Wageningen University & Research (WUR) is commissioning a new leading international research and education center. Serre Red is located on the WUR campus and is unique due to its size and security measures. The establishment is only accessible under strict conditions. Now, thanks to a 360-degree virtual tour, everyone can take a look and get to know the Serre Red researchers and their experiments.
Greenhouse Red is an “all-electric” greenhouse complex from Unifarm (part of the Wageningen Plant Sciences Group) which is used for educational and basic research purposes on plant diseases caused by viruses, bacteria and fungi. , among others, and for research on genetically modified plants with the highest level of safety.
“Plant diseases are a major threat to our food security; at the same time, due to population growth, we see that agriculture will have to produce much more in the coming decades. We want to achieve this in a way that keeps our planet habitable and stops the loss of biodiversity.

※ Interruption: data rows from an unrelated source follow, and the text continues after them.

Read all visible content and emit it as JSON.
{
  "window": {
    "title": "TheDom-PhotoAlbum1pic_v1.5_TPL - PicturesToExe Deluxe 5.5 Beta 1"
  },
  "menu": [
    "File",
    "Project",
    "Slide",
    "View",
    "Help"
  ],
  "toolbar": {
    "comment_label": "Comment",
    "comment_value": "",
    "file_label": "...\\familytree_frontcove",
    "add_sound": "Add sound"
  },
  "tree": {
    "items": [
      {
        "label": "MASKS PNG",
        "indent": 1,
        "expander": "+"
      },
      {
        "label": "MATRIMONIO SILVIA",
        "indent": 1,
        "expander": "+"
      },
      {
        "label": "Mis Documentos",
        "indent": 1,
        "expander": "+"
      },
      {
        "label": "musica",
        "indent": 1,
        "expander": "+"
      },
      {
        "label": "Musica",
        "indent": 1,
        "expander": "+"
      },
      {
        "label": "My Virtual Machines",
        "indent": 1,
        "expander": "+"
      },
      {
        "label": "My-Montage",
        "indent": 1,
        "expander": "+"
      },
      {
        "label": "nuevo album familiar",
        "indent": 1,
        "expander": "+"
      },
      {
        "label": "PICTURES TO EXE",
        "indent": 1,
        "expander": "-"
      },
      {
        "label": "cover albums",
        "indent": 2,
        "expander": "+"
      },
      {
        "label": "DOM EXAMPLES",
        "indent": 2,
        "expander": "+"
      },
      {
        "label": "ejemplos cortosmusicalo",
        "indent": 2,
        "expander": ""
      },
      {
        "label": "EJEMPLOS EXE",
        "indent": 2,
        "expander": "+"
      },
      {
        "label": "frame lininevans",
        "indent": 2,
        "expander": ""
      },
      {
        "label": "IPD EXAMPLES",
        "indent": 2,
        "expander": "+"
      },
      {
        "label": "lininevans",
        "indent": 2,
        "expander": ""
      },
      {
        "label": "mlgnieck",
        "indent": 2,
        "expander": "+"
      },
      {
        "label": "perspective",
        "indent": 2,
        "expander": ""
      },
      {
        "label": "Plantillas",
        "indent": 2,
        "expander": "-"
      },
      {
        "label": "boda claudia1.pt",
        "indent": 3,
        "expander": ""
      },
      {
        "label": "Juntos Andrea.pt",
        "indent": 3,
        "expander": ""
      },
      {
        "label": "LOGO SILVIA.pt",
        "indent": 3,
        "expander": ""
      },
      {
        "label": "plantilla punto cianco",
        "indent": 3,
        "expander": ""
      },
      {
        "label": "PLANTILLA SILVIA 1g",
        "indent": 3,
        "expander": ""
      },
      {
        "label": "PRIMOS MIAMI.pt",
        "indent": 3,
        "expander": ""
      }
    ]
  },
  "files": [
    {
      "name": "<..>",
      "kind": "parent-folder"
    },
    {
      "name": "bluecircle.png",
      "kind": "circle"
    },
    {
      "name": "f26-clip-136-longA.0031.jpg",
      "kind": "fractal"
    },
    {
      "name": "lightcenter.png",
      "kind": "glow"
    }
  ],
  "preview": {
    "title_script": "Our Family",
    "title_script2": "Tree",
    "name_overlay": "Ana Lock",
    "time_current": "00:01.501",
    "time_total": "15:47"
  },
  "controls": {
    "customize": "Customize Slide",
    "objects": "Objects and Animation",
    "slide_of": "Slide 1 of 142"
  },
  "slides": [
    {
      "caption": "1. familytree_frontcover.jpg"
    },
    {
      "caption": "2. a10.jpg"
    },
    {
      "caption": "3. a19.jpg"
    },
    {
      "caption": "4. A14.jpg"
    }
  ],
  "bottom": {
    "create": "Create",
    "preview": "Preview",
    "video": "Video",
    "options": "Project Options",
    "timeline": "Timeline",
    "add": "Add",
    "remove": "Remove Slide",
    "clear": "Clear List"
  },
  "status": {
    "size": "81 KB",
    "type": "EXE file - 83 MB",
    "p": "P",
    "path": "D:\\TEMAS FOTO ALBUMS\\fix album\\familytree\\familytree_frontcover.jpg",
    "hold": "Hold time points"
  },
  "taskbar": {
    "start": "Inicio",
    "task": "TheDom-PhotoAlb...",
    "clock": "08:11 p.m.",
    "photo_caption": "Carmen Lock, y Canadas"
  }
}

This challenge can only be solved through extensive research and education at the highest level. With Serre Red, we make this possible within WUR, ”says Ernst van den Ende, Group Director Plant Sciences at WUR.
One of a kind
What makes Serre Red unique in the world is its size (4000 m2 of greenhouses), the partitioning of the complex and the high level of research, both in disease detection (quarantine level) and in genetic modification (level 3). Thus, each of the 63 compartments (ranging from 15 to 52 m2) meets the highest safety requirements. They are all equipped with individual air conditioning, air filtration and access locks. Most of the technical equipment is installed in the cellars under the complex to optimize the incidence of light and avoid shadows.
Other features include LED lighting, insulated double glazing, screening, hot and cold storage, and autoclaves, which sterilize materials leaving the greenhouse, such as waste and water. Due to the high quality insulation and waterproofing, all compartments in the complex can be used side by side for different lines of research without the studies influencing each other.
Virtual reality tour
Construction on Serre Red began in early 2019. Due to COVID-19 restrictions, it was decided not to officially open Serre Red but to do a VR tour in which WUR employees can present their research to Serre Red. .
Petra van Bekkum, Ilse Houwers and Peter Bonants talk about research into pest quarantine pests on plants that are limited or not (yet) present in the Netherlands, which poses a threat to the international trade in horticultural crops.
Yuling Bai talks about making tomato plants more resistant to pathogenic bacteria through genetic modification. For this, precision CRISPR-Cas technology is used, which can, for example, be used to turn specific genes on and off.
Harold Meijer guides visitors through researching old banana varieties for genes that could be useful in the development of new banana varieties resistant to the devastating banana diseases, Black Sigkota disease and Panama disease.
Take the VR tour here.
For more information:
Wageningen University and Research